■ ABOUT THIS EXERCISE:
In the listing below, find each line with the string "comments" and return it.

■ TASK INPUT:
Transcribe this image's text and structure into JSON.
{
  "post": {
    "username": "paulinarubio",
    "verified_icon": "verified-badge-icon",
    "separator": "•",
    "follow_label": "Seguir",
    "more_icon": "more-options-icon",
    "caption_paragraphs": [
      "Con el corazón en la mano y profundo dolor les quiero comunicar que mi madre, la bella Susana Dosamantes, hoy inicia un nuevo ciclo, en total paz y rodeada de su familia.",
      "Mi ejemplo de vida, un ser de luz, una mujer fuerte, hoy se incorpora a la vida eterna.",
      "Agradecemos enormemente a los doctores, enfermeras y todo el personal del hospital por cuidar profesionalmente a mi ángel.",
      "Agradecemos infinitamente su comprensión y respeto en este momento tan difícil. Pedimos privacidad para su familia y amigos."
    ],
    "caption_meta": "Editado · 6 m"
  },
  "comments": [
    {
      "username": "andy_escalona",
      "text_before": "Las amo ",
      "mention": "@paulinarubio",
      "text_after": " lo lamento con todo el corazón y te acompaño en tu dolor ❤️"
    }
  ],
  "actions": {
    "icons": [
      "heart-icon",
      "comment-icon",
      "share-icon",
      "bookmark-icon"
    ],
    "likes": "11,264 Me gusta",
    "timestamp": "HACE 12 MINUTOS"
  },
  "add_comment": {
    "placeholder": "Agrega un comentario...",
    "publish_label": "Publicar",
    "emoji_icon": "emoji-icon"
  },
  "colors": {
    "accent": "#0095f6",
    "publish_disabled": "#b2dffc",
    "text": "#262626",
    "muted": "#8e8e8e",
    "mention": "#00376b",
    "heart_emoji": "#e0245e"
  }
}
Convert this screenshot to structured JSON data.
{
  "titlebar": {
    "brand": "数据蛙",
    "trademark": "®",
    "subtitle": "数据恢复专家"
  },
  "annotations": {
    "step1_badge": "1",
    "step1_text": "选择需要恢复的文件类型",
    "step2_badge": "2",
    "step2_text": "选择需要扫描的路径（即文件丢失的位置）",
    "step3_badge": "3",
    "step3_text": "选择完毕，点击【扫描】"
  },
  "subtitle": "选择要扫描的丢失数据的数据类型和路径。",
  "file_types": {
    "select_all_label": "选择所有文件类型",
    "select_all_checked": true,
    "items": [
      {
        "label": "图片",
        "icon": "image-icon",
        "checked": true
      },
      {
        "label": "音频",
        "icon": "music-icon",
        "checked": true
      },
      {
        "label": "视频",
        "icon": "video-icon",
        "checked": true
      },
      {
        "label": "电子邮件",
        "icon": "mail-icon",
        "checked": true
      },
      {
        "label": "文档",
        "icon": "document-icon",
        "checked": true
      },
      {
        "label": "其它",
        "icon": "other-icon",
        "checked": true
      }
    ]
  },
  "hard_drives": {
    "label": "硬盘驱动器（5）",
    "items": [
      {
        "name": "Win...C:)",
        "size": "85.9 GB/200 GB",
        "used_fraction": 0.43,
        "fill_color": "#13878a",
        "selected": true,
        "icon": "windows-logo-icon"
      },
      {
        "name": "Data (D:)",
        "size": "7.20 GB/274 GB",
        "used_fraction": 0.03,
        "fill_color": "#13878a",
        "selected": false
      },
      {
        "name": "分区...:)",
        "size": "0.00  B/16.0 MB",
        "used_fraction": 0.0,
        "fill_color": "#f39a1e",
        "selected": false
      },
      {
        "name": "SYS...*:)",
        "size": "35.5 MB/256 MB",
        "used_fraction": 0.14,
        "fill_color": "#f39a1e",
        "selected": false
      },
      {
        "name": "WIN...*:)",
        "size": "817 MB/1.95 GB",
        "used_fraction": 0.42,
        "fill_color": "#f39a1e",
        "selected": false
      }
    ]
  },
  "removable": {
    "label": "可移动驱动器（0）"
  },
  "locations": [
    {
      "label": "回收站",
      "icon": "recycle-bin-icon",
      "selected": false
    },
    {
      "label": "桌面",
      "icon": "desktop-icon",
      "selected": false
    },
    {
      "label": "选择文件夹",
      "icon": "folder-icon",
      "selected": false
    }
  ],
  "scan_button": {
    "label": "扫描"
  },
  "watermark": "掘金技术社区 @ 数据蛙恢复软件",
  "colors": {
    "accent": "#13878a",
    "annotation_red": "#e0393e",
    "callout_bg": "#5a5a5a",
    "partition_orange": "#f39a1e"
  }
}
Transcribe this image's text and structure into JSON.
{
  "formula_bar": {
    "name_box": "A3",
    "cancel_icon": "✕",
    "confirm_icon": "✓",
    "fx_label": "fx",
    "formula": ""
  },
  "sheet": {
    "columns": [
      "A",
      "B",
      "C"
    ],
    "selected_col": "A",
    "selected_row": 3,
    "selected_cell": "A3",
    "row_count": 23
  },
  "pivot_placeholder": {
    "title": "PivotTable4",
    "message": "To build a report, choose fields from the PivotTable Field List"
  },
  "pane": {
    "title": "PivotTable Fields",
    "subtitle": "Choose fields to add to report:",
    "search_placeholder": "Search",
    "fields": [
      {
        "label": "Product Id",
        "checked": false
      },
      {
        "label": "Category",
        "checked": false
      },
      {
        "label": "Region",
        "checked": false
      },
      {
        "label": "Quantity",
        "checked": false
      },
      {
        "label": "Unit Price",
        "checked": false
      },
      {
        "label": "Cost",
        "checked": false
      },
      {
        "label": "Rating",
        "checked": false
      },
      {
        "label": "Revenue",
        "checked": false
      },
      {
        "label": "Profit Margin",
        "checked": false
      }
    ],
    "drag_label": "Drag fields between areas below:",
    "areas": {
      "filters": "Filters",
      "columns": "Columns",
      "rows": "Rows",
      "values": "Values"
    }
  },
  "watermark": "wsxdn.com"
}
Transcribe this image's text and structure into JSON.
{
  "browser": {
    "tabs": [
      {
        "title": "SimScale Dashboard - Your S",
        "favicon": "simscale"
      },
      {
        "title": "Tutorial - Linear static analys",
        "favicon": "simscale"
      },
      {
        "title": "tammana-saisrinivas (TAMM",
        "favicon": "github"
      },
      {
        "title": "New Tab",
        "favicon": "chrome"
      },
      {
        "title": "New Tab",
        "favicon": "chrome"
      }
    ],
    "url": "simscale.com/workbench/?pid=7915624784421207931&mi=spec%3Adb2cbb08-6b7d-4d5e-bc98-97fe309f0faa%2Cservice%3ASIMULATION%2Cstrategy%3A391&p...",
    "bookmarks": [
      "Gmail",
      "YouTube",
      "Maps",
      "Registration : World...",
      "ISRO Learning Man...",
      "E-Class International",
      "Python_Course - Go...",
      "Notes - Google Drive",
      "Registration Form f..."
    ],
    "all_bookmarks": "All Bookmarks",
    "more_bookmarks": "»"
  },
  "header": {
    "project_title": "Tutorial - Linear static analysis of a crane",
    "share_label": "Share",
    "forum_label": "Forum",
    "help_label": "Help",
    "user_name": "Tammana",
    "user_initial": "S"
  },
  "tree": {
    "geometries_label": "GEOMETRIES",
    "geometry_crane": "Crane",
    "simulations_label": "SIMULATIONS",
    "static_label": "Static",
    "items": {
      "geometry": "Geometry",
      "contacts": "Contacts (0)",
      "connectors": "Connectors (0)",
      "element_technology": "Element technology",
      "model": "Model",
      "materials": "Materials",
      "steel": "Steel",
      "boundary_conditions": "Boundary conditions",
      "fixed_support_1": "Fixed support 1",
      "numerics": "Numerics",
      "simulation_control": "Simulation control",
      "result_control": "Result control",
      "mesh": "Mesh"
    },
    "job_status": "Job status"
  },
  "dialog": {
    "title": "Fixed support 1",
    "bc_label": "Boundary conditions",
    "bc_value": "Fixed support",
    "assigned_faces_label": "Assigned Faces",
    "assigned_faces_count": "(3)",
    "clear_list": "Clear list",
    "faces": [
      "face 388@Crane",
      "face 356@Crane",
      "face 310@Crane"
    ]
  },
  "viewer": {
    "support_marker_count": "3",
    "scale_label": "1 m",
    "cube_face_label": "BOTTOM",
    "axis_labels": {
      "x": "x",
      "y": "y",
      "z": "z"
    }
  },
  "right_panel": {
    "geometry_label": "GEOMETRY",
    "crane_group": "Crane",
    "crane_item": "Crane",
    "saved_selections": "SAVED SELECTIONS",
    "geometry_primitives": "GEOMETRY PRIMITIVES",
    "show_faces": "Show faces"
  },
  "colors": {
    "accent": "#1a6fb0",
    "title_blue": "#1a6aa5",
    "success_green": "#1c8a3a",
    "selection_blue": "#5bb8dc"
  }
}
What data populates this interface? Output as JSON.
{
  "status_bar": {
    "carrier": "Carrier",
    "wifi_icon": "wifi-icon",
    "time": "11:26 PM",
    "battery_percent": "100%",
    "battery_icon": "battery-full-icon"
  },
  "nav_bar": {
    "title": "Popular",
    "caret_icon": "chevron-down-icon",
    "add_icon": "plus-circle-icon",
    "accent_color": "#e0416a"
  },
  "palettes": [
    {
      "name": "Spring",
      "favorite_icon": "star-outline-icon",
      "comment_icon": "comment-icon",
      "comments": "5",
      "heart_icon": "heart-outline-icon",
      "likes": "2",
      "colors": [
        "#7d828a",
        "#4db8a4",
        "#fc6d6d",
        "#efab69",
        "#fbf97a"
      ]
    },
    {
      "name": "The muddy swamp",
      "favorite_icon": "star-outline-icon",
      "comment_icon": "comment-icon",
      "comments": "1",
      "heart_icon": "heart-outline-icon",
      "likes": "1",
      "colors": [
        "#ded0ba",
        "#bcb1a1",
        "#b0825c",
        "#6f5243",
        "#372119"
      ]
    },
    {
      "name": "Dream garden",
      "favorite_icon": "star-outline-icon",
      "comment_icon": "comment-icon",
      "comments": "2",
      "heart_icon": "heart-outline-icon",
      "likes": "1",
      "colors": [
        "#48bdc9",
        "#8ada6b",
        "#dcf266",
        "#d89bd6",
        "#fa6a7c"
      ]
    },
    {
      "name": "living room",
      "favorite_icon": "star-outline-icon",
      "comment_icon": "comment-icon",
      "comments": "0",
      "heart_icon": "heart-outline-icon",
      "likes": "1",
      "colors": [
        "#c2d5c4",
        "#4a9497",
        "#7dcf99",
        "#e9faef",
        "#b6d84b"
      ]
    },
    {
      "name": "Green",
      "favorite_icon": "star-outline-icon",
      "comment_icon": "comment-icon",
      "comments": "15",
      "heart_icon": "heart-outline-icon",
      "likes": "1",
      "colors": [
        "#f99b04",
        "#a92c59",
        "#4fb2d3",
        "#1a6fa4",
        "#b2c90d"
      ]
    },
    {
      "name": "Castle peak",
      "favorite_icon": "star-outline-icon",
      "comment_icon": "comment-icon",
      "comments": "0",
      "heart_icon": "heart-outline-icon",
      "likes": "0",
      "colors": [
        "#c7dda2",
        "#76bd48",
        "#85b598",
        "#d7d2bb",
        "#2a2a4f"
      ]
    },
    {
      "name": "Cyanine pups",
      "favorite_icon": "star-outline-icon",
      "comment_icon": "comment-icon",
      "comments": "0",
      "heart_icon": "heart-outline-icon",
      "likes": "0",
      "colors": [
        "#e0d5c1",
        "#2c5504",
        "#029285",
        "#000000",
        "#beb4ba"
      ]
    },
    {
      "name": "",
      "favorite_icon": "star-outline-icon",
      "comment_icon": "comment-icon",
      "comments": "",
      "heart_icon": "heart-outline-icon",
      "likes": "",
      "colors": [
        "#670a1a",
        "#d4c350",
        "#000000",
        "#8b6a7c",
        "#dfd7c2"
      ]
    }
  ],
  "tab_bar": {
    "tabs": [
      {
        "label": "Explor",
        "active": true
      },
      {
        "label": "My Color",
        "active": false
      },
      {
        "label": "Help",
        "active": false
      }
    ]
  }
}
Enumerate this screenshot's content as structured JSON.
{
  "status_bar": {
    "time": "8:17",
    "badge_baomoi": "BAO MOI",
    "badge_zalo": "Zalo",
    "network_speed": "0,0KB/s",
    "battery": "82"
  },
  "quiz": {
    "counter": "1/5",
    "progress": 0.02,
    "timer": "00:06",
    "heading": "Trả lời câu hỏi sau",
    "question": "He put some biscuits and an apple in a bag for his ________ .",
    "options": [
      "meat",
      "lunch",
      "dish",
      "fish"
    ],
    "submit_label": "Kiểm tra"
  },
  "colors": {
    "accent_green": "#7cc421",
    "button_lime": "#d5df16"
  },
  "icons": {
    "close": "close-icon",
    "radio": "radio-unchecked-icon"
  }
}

■ REPLY TO THE EXERCISE:
  "comments": [
      "comments": "5",
      "comments": "1",
      "comments": "2",
      "comments": "0",
      "comments": "15",
      "comments": "0",
      "comments": "0",
      "comments": "",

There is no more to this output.